She devoted the major part of 15 years caring for my dad. As he slipped into the silent world of dementia, Mom sat on his lap and spoonfed him. She sipped from their joint coffee cup, then shared some of the brew with the love of her life. Every day, every 36-hour day, she fed him, turned him, bathed him and asked God to heal him. Then her prayer concluded with one Selah, “Oh, God. Please don’t let me get Alzheimer’s.”
Five years after we buried Dad, her memory started to slip. We noticed it in segments – the same questions asked over and over, the loss of time and space, the forgetting of familiar faces. Incredibly, the diagnosis hounded us. How could it be that both parents were afflicted with diseases of the mind? Was it the farm chemicals we used to ensure a harvest year after year? Was it nutrition – too many carbs and not enough fresh veggies? Or was it just the roll of the die and some part of God’s plan for the genetics of our family?
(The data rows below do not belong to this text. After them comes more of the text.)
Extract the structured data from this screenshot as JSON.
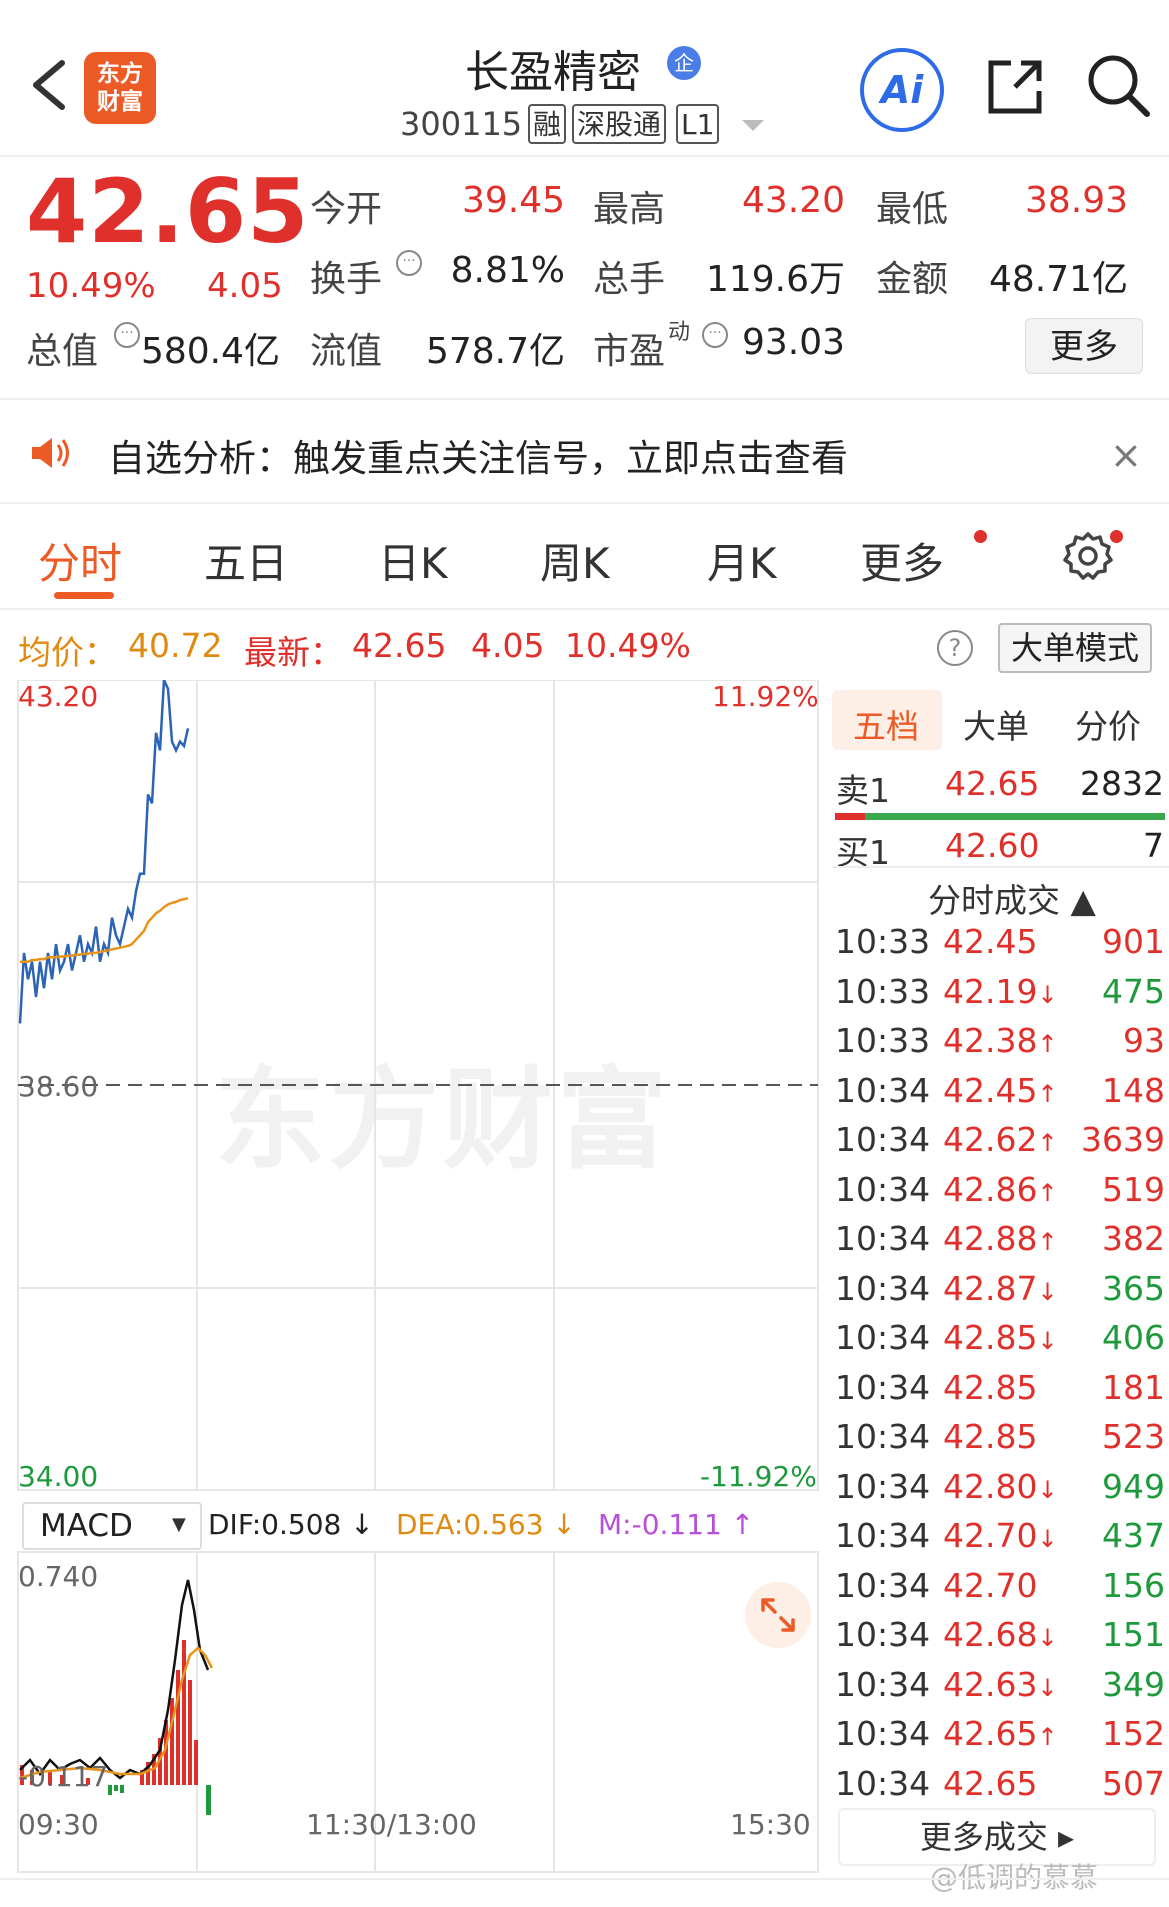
{
  "header": {
    "logo_line1": "东方",
    "logo_line2": "财富",
    "stock_name": "长盈精密",
    "qi_badge": "企",
    "stock_code": "300115",
    "tags": [
      "融",
      "深股通",
      "L1"
    ],
    "ai_label": "Ai"
  },
  "quote": {
    "price": "42.65",
    "change_pct": "10.49%",
    "change": "4.05",
    "open_label": "今开",
    "open": "39.45",
    "high_label": "最高",
    "high": "43.20",
    "low_label": "最低",
    "low": "38.93",
    "turnover_label": "换手",
    "turnover": "8.81%",
    "volume_label": "总手",
    "volume": "119.6万",
    "amount_label": "金额",
    "amount": "48.71亿",
    "mktcap_label": "总值",
    "mktcap": "580.4亿",
    "float_label": "流值",
    "float_cap": "578.7亿",
    "pe_label": "市盈",
    "pe_sup": "动",
    "pe": "93.03",
    "more_label": "更多"
  },
  "notice": {
    "text": "自选分析：触发重点关注信号，立即点击查看",
    "close": "×"
  },
  "tabs": [
    "分时",
    "五日",
    "日K",
    "周K",
    "月K",
    "更多"
  ],
  "price_line": {
    "avg_label": "均价：",
    "avg": "40.72",
    "latest_label": "最新：",
    "latest": "42.65",
    "change": "4.05",
    "pct": "10.49%",
    "help": "?",
    "big_order_mode": "大单模式"
  },
  "chart": {
    "y_max_label": "43.20",
    "y_mid_label": "38.60",
    "y_min_label": "34.00",
    "pct_max_label": "11.92%",
    "pct_min_label": "-11.92%",
    "time_labels": [
      "09:30",
      "11:30/13:00",
      "15:30"
    ],
    "watermark": "东方财富"
  },
  "chart_data": {
    "type": "line",
    "ylim": [
      34.0,
      43.2
    ],
    "reference": 38.6,
    "series": [
      {
        "values": [
          39.3,
          40.1,
          39.8,
          40.0,
          39.6,
          40.0,
          39.7,
          40.1,
          39.8,
          40.2,
          39.9,
          40.0,
          40.2,
          39.9,
          40.1,
          40.3,
          40.0,
          40.2,
          40.1,
          40.4,
          40.0,
          40.2,
          40.1,
          40.5,
          40.3,
          40.2,
          40.4,
          40.6,
          40.5,
          40.8,
          41.0,
          41.0,
          41.9,
          41.8,
          42.6,
          42.4,
          43.2,
          43.1,
          42.5,
          42.4,
          42.5,
          42.45,
          42.65
        ]
      },
      {
        "values": [
          40.0,
          40.0,
          40.0,
          40.02,
          40.02,
          40.03,
          40.03,
          40.05,
          40.05,
          40.05,
          40.06,
          40.06,
          40.07,
          40.07,
          40.08,
          40.08,
          40.09,
          40.09,
          40.1,
          40.1,
          40.11,
          40.12,
          40.13,
          40.14,
          40.15,
          40.16,
          40.17,
          40.18,
          40.2,
          40.25,
          40.3,
          40.35,
          40.45,
          40.5,
          40.55,
          40.58,
          40.62,
          40.65,
          40.67,
          40.68,
          40.7,
          40.71,
          40.72
        ]
      }
    ]
  },
  "macd": {
    "selector": "MACD",
    "dif": "DIF:0.508 ↓",
    "dea": "DEA:0.563 ↓",
    "m": "M:-0.111 ↑",
    "y_max_label": "0.740",
    "y_min_label": "-0.117"
  },
  "order_book": {
    "tabs": [
      "五档",
      "大单",
      "分价"
    ],
    "sell": {
      "label": "卖1",
      "price": "42.65",
      "vol": "2832"
    },
    "buy": {
      "label": "买1",
      "price": "42.60",
      "vol": "7"
    },
    "trades_header": "分时成交 ▲",
    "trades": [
      {
        "time": "10:33",
        "price": "42.45",
        "arrow": "",
        "vol": "901",
        "dir": "red"
      },
      {
        "time": "10:33",
        "price": "42.19",
        "arrow": "↓",
        "vol": "475",
        "dir": "green"
      },
      {
        "time": "10:33",
        "price": "42.38",
        "arrow": "↑",
        "vol": "93",
        "dir": "red"
      },
      {
        "time": "10:34",
        "price": "42.45",
        "arrow": "↑",
        "vol": "148",
        "dir": "red"
      },
      {
        "time": "10:34",
        "price": "42.62",
        "arrow": "↑",
        "vol": "3639",
        "dir": "red"
      },
      {
        "time": "10:34",
        "price": "42.86",
        "arrow": "↑",
        "vol": "519",
        "dir": "red"
      },
      {
        "time": "10:34",
        "price": "42.88",
        "arrow": "↑",
        "vol": "382",
        "dir": "red"
      },
      {
        "time": "10:34",
        "price": "42.87",
        "arrow": "↓",
        "vol": "365",
        "dir": "green"
      },
      {
        "time": "10:34",
        "price": "42.85",
        "arrow": "↓",
        "vol": "406",
        "dir": "green"
      },
      {
        "time": "10:34",
        "price": "42.85",
        "arrow": "",
        "vol": "181",
        "dir": "red"
      },
      {
        "time": "10:34",
        "price": "42.85",
        "arrow": "",
        "vol": "523",
        "dir": "red"
      },
      {
        "time": "10:34",
        "price": "42.80",
        "arrow": "↓",
        "vol": "949",
        "dir": "green"
      },
      {
        "time": "10:34",
        "price": "42.70",
        "arrow": "↓",
        "vol": "437",
        "dir": "green"
      },
      {
        "time": "10:34",
        "price": "42.70",
        "arrow": "",
        "vol": "156",
        "dir": "green"
      },
      {
        "time": "10:34",
        "price": "42.68",
        "arrow": "↓",
        "vol": "151",
        "dir": "green"
      },
      {
        "time": "10:34",
        "price": "42.63",
        "arrow": "↓",
        "vol": "349",
        "dir": "green"
      },
      {
        "time": "10:34",
        "price": "42.65",
        "arrow": "↑",
        "vol": "152",
        "dir": "red"
      },
      {
        "time": "10:34",
        "price": "42.65",
        "arrow": "",
        "vol": "507",
        "dir": "red"
      }
    ],
    "more_trades": "更多成交 ▸"
  },
  "watermark_user": "@低调的慕慕",
  "colors": {
    "up": "#e0302b",
    "down": "#1e9a3c",
    "accent": "#ec5a25",
    "price_line": "#2b63b5",
    "avg_line": "#e8941a"
  }
}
I’ve wondered if King David’s parents disappeared into the shadows. Psalm 27:10 records a sad lament from the sensitive heart of this giant-killer, “Although my father and my mother have forsaken me, yet the Lord will take me up (adopt me as his child).”
Forsaken, forgotten, cached back in time to some memory before the present. That is the scrapbook my mother now lives. We children who swelled her belly and slithered from her womb try to help, but she sees us as the enemy. She doesn’t understand that we want to help her by taking away the car keys and the wallet, by limiting her trusting heart that opens the door to every stranger.
This woman who read voraciously, worked long hours as a nurse and balanced her checkbook to the penny now forgets when I call. She throws away my notes, then tells the neighbors I no longer care. She has forsaken me, just as my father did – though neither of them wanted to.
As I watch Mom disappear into this horrendous valley, my only comfort is that Jesus understands. He was forsaken, too, one horrible moment on the cross. His father God turned away from the sin that surrounded the beloved son; my sin, your sin, the world’s sin. Christ knew what it felt like to be rejected and forgotten – if only for a period of time. He understands how I feel at the gradual loss of my mother – this wretched forsaking.
The only respite for my soul is knowing that Christ never forgets who I am.